MetadataShow full item record
PublisherThe University of Arizona.
DescriptionA Thesis submitted to The University of Arizona College of Medicine - Phoenix in partial fulfillment of the requirements for the Degree of Doctor of Medicine.

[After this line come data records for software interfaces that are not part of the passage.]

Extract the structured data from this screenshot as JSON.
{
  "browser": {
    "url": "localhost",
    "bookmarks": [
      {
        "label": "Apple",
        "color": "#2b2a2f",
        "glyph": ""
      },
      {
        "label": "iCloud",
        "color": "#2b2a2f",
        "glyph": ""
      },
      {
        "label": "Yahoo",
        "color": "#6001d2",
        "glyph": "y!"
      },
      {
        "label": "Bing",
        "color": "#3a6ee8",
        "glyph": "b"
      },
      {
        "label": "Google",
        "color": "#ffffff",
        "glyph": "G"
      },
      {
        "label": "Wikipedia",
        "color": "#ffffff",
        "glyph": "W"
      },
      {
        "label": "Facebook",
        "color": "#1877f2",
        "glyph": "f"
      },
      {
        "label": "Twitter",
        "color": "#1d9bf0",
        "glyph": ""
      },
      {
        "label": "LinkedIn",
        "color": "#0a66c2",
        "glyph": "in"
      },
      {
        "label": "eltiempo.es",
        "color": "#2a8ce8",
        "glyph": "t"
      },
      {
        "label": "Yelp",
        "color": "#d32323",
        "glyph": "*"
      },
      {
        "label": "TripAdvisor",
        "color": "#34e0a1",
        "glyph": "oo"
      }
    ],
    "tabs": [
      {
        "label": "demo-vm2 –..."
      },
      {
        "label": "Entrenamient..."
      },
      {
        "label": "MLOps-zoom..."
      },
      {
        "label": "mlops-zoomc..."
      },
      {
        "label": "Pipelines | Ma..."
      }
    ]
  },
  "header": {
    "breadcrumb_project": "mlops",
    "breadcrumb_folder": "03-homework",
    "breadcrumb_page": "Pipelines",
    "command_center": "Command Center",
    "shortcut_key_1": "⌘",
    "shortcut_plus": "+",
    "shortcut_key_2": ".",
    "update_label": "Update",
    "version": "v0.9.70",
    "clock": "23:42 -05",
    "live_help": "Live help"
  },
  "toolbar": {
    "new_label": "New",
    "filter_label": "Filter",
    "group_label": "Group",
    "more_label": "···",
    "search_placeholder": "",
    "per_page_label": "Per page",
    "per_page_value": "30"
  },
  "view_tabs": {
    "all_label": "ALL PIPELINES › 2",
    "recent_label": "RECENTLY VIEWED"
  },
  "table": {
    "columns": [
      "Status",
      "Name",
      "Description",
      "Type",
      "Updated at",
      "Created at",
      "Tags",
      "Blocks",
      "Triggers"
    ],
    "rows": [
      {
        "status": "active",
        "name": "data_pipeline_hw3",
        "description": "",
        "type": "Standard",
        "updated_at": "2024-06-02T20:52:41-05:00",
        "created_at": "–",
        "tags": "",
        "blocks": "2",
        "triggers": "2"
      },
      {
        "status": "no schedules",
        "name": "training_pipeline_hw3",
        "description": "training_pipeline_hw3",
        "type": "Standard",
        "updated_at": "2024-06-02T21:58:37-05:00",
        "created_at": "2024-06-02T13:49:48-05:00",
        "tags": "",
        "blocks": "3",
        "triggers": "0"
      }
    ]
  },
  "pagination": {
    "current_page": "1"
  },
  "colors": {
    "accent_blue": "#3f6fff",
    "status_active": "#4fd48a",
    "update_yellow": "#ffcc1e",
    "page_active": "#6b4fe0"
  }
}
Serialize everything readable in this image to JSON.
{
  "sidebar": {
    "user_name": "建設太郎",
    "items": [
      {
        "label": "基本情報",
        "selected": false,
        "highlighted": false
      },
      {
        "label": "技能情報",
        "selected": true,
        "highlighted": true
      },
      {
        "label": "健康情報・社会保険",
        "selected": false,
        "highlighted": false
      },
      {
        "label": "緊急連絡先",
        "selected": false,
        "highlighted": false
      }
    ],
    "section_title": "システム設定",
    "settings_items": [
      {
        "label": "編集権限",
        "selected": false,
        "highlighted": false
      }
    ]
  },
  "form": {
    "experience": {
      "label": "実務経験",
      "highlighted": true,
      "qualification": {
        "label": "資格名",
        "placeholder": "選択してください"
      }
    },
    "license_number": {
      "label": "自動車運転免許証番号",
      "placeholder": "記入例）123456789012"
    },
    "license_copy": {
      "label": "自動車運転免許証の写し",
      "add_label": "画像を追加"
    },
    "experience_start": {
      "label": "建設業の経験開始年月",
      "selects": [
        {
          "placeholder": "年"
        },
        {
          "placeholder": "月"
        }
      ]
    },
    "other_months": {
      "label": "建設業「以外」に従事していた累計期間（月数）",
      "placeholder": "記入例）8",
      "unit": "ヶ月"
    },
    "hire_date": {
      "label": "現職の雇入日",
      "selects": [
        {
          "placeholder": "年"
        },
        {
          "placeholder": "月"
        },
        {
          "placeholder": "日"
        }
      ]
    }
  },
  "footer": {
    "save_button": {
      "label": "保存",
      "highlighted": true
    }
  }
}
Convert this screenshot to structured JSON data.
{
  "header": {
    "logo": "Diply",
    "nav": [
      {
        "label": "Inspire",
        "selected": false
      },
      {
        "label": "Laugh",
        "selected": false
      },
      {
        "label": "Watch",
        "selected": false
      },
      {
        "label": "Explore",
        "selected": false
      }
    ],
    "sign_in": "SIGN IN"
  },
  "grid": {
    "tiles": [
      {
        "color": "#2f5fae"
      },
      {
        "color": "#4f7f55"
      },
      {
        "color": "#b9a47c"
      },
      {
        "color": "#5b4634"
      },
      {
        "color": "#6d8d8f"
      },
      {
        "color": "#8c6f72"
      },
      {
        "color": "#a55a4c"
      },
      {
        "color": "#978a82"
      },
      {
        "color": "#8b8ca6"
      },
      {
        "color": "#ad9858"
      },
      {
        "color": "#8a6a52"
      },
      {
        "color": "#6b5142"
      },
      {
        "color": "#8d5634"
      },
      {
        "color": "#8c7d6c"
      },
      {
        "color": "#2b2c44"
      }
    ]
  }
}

AbstractThe United States is currently facing a primary care provider shortage. Medical schools nationwide have increased enrollment in order offset the effects of the shortage. In order to justify the effects of increasing total quantity of future physicians, there should be a demonstrated relationship between total quantity of providers and a reduction in morbidity / mortality at a population health level. This study investigates if there is any association between the total number of primary care providers and mortality per 100,000 persons (all deaths, heart disease, all cancer, chronic lower respiratory disease, and all accidents), or morbidity per 100,000 persons (chronic diseases, congestive heart failure, hypertension, uncontrolled diabetes, and stroke)? Is there any difference in total number of primary care providers, mortality per 100,000 persons, or morbidity per 100,000 persons in rural vs urban primary care areas? Data was gathered from the Arizona Department of Health Services community profiles dashboard. 2013 morbidity / mortality data for all 126 of Arizona’s Primary Care Areas was analyzed utilizing linear regression and Wilcoxon rank sum. Linear regression demonstrated a statistically significant reduction in a number of mortality / morbidity categories as total number of primary care providers increased. Correlation data demonstrated a statistically significant relationship between number of primary care providers and increase in chronic lower respiratory diseases (p value = 0.027). Additionally, rural primary care areas showed higher incidence of congestive heart failure (p < 0.001) and chronic diseases (p = 0.02) and lower total numbers of primary care providers (p < 0.001) compared with urban primary care areas. Our findings demonstrate distinct differences between urban and rural primary care areas. There may be some association between total number of primary care providers and their potential effect on mortality/morbidity incidence. Further research needs to be completed in order to elucidate a greater understanding of these potential relationships.